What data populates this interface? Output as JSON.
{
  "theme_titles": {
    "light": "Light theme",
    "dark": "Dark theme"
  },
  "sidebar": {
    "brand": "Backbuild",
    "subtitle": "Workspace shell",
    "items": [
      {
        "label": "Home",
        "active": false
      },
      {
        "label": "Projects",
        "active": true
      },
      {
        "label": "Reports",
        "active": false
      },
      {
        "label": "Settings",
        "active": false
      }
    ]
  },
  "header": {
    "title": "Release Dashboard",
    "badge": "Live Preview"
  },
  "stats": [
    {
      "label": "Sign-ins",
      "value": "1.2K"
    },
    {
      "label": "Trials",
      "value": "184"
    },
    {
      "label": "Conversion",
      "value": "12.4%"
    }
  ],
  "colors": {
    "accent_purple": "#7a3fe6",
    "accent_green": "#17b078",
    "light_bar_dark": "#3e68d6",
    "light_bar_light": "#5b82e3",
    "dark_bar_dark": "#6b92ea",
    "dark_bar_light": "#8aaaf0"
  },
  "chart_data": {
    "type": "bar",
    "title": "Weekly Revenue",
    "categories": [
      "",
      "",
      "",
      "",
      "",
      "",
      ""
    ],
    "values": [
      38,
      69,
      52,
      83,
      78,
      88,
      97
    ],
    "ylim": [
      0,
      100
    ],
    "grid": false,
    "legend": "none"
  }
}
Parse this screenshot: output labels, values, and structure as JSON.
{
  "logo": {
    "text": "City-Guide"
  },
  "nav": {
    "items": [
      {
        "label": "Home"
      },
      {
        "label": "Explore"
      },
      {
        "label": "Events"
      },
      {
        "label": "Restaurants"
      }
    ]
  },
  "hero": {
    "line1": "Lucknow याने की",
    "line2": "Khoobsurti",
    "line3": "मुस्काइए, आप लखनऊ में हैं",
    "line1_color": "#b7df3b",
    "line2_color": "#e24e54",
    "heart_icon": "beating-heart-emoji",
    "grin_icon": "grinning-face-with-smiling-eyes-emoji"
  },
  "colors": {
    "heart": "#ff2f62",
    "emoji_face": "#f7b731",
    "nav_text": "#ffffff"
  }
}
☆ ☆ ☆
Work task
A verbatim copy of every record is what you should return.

Solution to this exercise
What data populates this interface? Output as JSON.
{
  "theme_titles": {
    "light": "Light theme",
    "dark": "Dark theme"
  },
  "sidebar": {
    "brand": "Backbuild",
    "subtitle": "Workspace shell",
    "items": [
      {
        "label": "Home",
        "active": false
      },
      {
        "label": "Projects",
        "active": true
      },
      {
        "label": "Reports",
        "active": false
      },
      {
        "label": "Settings",
        "active": false
      }
    ]
  },
  "header": {
    "title": "Release Dashboard",
    "badge": "Live Preview"
  },
  "stats": [
    {
      "label": "Sign-ins",
      "value": "1.2K"
    },
    {
      "label": "Trials",
      "value": "184"
    },
    {
      "label": "Conversion",
      "value": "12.4%"
    }
  ],
  "colors": {
    "accent_purple": "#7a3fe6",
    "accent_green": "#17b078",
    "light_bar_dark": "#3e68d6",
    "light_bar_light": "#5b82e3",
    "dark_bar_dark": "#6b92ea",
    "dark_bar_light": "#8aaaf0"
  },
  "chart_data": {
    "type": "bar",
    "title": "Weekly Revenue",
    "categories": [
      "",
      "",
      "",
      "",
      "",
      "",
      ""
    ],
    "values": [
      38,
      69,
      52,
      83,
      78,
      88,
      97
    ],
    "ylim": [
      0,
      100
    ],
    "grid": false,
    "legend": "none"
  }
}
Parse this screenshot: output labels, values, and structure as JSON.
{
  "logo": {
    "text": "City-Guide"
  },
  "nav": {
    "items": [
      {
        "label": "Home"
      },
      {
        "label": "Explore"
      },
      {
        "label": "Events"
      },
      {
        "label": "Restaurants"
      }
    ]
  },
  "hero": {
    "line1": "Lucknow याने की",
    "line2": "Khoobsurti",
    "line3": "मुस्काइए, आप लखनऊ में हैं",
    "line1_color": "#b7df3b",
    "line2_color": "#e24e54",
    "heart_icon": "beating-heart-emoji",
    "grin_icon": "grinning-face-with-smiling-eyes-emoji"
  },
  "colors": {
    "heart": "#ff2f62",
    "emoji_face": "#f7b731",
    "nav_text": "#ffffff"
  }
}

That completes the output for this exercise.